┌──

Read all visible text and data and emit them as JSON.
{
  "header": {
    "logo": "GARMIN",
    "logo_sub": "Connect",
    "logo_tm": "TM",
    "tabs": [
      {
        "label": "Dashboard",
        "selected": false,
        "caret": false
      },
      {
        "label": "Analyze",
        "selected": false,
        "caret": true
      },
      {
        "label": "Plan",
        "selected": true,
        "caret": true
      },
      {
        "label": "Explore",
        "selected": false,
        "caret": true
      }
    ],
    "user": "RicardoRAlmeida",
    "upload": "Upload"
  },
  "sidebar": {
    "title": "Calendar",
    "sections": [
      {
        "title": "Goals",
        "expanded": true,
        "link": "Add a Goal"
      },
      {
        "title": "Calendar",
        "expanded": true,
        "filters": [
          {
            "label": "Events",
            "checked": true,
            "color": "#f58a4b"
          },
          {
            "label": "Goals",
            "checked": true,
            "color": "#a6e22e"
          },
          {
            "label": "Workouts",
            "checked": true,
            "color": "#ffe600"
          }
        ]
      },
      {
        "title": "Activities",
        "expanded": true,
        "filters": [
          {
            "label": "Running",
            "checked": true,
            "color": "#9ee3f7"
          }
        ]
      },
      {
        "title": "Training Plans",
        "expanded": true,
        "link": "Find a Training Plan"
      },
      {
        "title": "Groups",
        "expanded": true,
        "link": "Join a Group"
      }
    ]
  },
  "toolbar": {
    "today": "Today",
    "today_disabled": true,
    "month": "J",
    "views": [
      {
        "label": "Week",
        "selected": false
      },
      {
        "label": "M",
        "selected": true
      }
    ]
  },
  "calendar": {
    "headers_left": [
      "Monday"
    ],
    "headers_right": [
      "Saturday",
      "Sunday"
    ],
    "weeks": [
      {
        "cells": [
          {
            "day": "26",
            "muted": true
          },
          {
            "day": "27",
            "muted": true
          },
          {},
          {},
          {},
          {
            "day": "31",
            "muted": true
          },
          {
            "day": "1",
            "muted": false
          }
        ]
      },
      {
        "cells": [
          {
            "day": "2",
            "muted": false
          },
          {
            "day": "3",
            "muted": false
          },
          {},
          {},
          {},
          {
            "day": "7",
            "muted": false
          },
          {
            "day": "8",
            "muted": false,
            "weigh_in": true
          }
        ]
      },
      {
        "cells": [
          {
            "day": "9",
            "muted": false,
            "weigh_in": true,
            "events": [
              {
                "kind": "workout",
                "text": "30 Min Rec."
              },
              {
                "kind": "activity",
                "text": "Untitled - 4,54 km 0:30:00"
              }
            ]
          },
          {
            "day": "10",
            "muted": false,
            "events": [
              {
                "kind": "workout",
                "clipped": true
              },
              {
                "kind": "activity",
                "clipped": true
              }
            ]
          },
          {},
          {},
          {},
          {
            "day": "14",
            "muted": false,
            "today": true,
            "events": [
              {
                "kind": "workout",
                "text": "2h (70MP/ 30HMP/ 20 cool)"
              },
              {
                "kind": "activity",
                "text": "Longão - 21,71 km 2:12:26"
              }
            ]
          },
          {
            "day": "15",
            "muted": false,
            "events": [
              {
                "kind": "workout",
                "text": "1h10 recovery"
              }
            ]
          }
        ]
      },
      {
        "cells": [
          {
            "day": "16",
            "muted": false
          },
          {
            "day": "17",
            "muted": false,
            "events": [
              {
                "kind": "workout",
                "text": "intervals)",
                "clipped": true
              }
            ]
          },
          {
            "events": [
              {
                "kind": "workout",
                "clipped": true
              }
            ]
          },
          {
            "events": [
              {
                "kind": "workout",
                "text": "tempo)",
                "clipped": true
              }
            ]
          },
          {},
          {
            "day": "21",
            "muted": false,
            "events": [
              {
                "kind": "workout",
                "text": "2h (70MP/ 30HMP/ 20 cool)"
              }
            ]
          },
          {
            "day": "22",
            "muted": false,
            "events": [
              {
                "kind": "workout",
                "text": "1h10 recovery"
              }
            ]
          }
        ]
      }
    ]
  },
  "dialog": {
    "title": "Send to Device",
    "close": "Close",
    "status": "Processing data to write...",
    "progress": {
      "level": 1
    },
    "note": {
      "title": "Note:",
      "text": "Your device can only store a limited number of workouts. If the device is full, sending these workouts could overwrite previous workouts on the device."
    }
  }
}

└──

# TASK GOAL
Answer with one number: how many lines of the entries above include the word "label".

# RESPONSE TO THE TASK
10